Aim: Providing consistent levels of oxygen saturation (SpO2 ) for infants in neonatal intensive care units is not easy. This study explored how effectively the Auto-Mixer(®) algorithm automatically adjusted fraction of inspired oxygen (FiO2 ) levels to maintain SpO2 within an intended range in extremely low birth weight infants receiving supplemental oxygen without mechanical ventilation.
Methods: Twenty extremely low birth weight infants were randomly assigned to the Auto-Mixer(®) group or the manual intervention group and studied for 12 h. The SpO2 target was 85-93%, and the outcomes were the percentage of time SpO2 was within target, SpO2 variability, SpO2 >95%, oxygen received and manual interventions.
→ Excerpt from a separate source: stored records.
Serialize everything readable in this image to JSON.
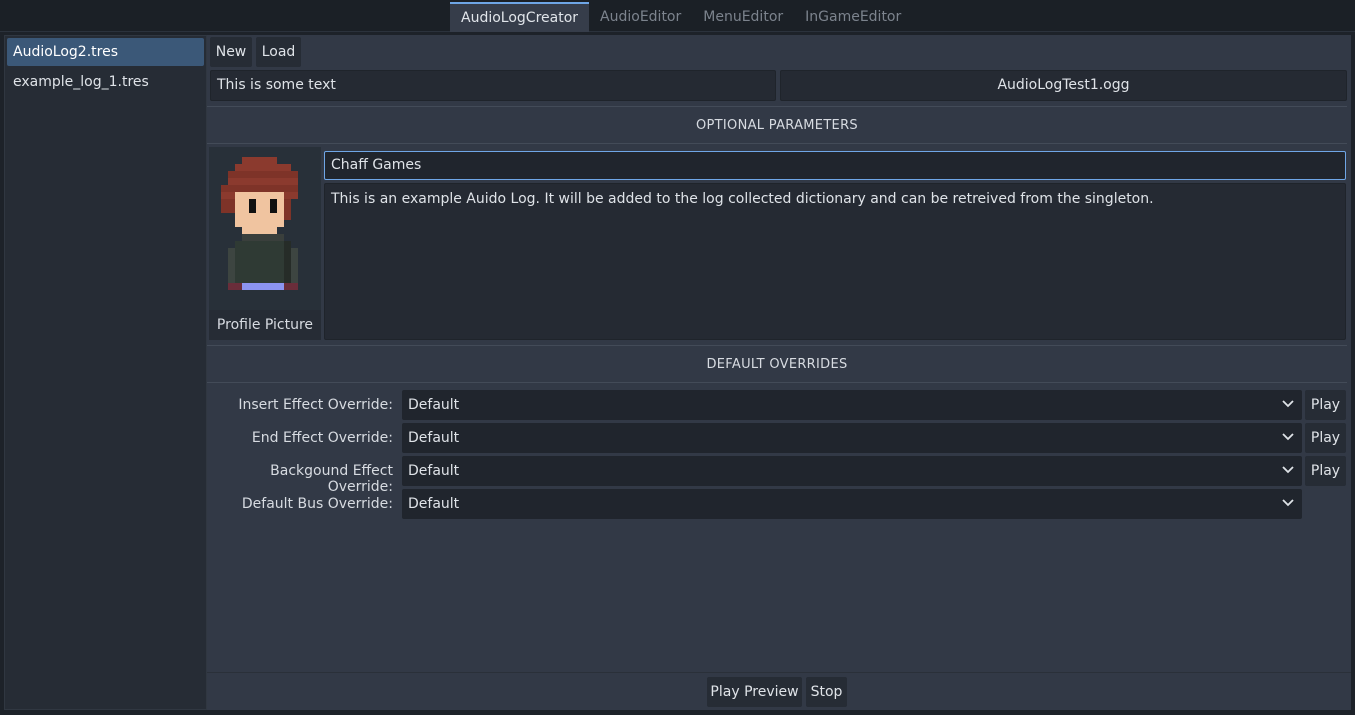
{
  "tabs": [
    {
      "label": "AudioLogCreator",
      "active": true
    },
    {
      "label": "AudioEditor",
      "active": false
    },
    {
      "label": "MenuEditor",
      "active": false
    },
    {
      "label": "InGameEditor",
      "active": false
    }
  ],
  "files": [
    {
      "label": "AudioLog2.tres",
      "selected": true
    },
    {
      "label": "example_log_1.tres",
      "selected": false
    }
  ],
  "toolbar": {
    "new_label": "New",
    "load_label": "Load"
  },
  "log": {
    "text_value": "This is some text",
    "audio_file": "AudioLogTest1.ogg"
  },
  "optional": {
    "section_title": "OPTIONAL PARAMETERS",
    "profile_picture_label": "Profile Picture",
    "author_value": "Chaff Games",
    "description_value": "This is an example Auido Log. It will be added to the log collected dictionary and can be retreived from the singleton."
  },
  "overrides": {
    "section_title": "DEFAULT OVERRIDES",
    "rows": [
      {
        "label": "Insert Effect Override:",
        "value": "Default",
        "play_label": "Play"
      },
      {
        "label": "End Effect Override:",
        "value": "Default",
        "play_label": "Play"
      },
      {
        "label": "Backgound Effect Override:",
        "value": "Default",
        "play_label": "Play"
      },
      {
        "label": "Default Bus Override:",
        "value": "Default"
      }
    ]
  },
  "footer": {
    "play_preview_label": "Play Preview",
    "stop_label": "Stop"
  },
  "icons": {
    "chevron": "chevron-down-icon"
  },
  "colors": {
    "accent": "#6fa6e6",
    "selected": "#3b5878"
  }
}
Results: The percentage of time within intended SpO2 was 58 ± 4% in the Auto-Mixer(®) group and 33.7 ± 4.7% in the manual group, SpO2 >95% was 26.5% vs 54.8%, average SpO2 and FiO2 were 89.8% vs 92.2% and 37% vs 44.1%, and manual interventions were 0 vs 80 (p < 0.05). Brief periods of SpO2 < 85% occurred more frequently in the Auto-Mixer(®) group.
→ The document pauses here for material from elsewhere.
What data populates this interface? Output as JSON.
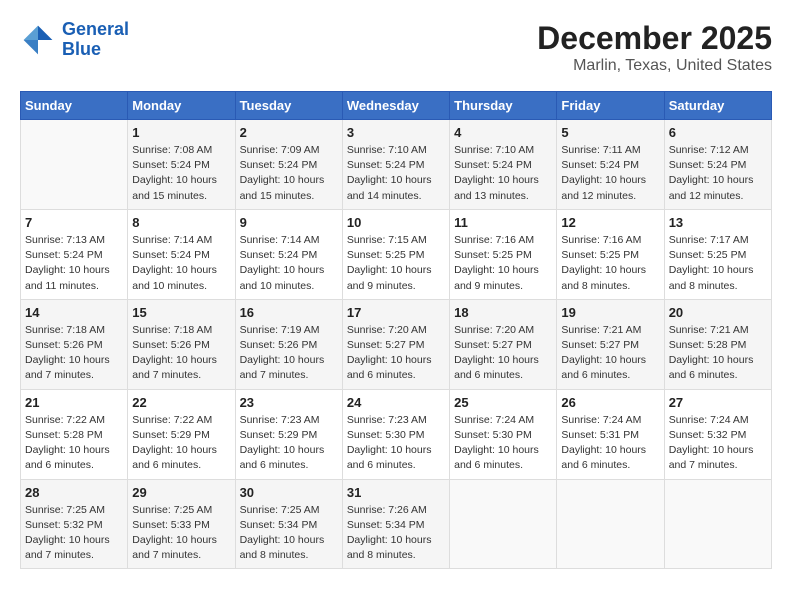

Conclusion: The Auto-Mixer(®) effectively increased the percentage of time that SpO2 was within the intended target range and decreased the time with high SpO2 in spontaneously breathing extremely low birth weight infants receiving supplemental oxygen.
Keywords: Auto-mixer; Extremely low birth weight infants; Oxygen administration; Oxygen saturation targets; Pulse oximeter.
©2014 The Authors. Acta Paediatrica published by John Wiley & Sons Ltd on behalf of Foundation Acta Paediatrica.